The technology is an algorithm that makes it possible to quantify two errors, used to qualify and improve forecast models, thus protecting against losses in revenue and grid instabilities caused by energy fluctuations. Specially, the algorithm utilizes generated and forecast time series for power generation derived from wind and analyzes temporal correlations in the wind fluctuations to quantify: (a) the forecast error defined by deviations between the high frequency components of the forecast and generated time series, and (b) a scaling error defined by a degree that temporal correlations fail to be predicted for an accurate predictor of wind fluctuations. Wind fluctuations may exhibit multi-fractal behavior at the turbine level and/or may be rectified to a fractal structure at the grid level. A memory kernel may be used to reduce the forecast and scaling errors.


Media Coverage and Presentations

  News: The Answer is Blowing in the Wind
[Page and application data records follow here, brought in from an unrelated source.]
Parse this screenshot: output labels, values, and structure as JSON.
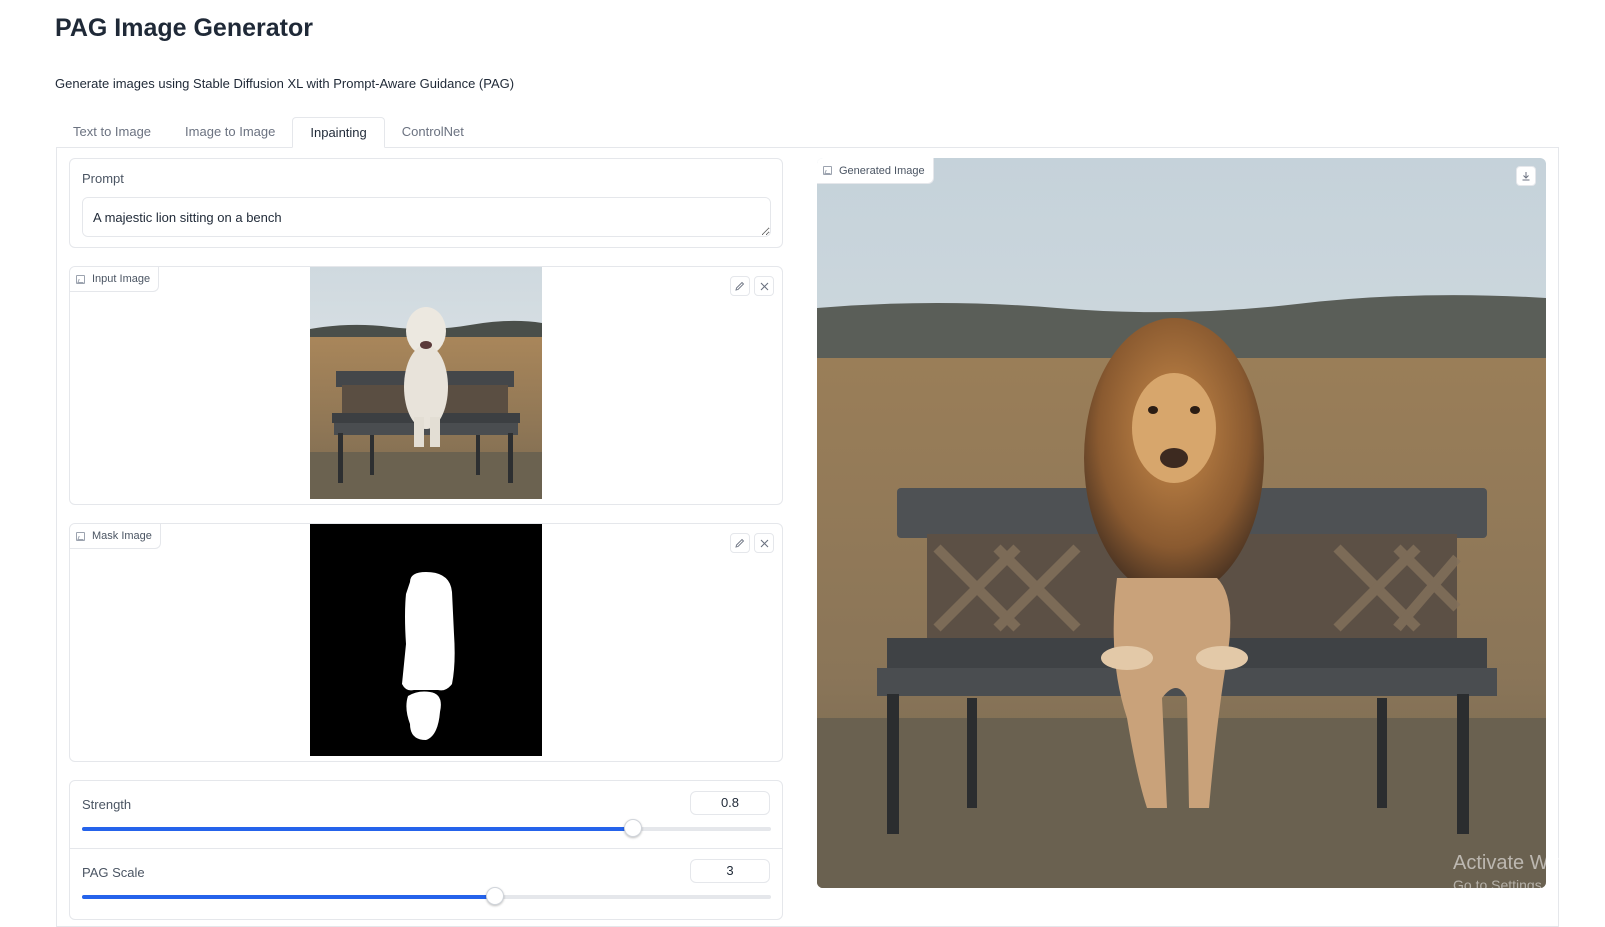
{
  "header": {
    "title": "PAG Image Generator",
    "subtitle": "Generate images using Stable Diffusion XL with Prompt-Aware Guidance (PAG)"
  },
  "tabs": [
    {
      "label": "Text to Image",
      "active": false
    },
    {
      "label": "Image to Image",
      "active": false
    },
    {
      "label": "Inpainting",
      "active": true
    },
    {
      "label": "ControlNet",
      "active": false
    }
  ],
  "prompt": {
    "label": "Prompt",
    "value": "A majestic lion sitting on a bench"
  },
  "input_image": {
    "label": "Input Image"
  },
  "mask_image": {
    "label": "Mask Image"
  },
  "strength": {
    "label": "Strength",
    "value": "0.8",
    "fraction": 0.8
  },
  "pag_scale": {
    "label": "PAG Scale",
    "value": "3",
    "fraction": 0.6
  },
  "output": {
    "label": "Generated Image"
  },
  "watermark": {
    "line1": "Activate Windows",
    "line2": "Go to Settings to activate Windows."
  },
  "colors": {
    "accent": "#2563eb",
    "border": "#e5e7eb"
  }
}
  News: Re-thinking Renewable Energy Predictions



  Graham Garner
Technology Licensing Section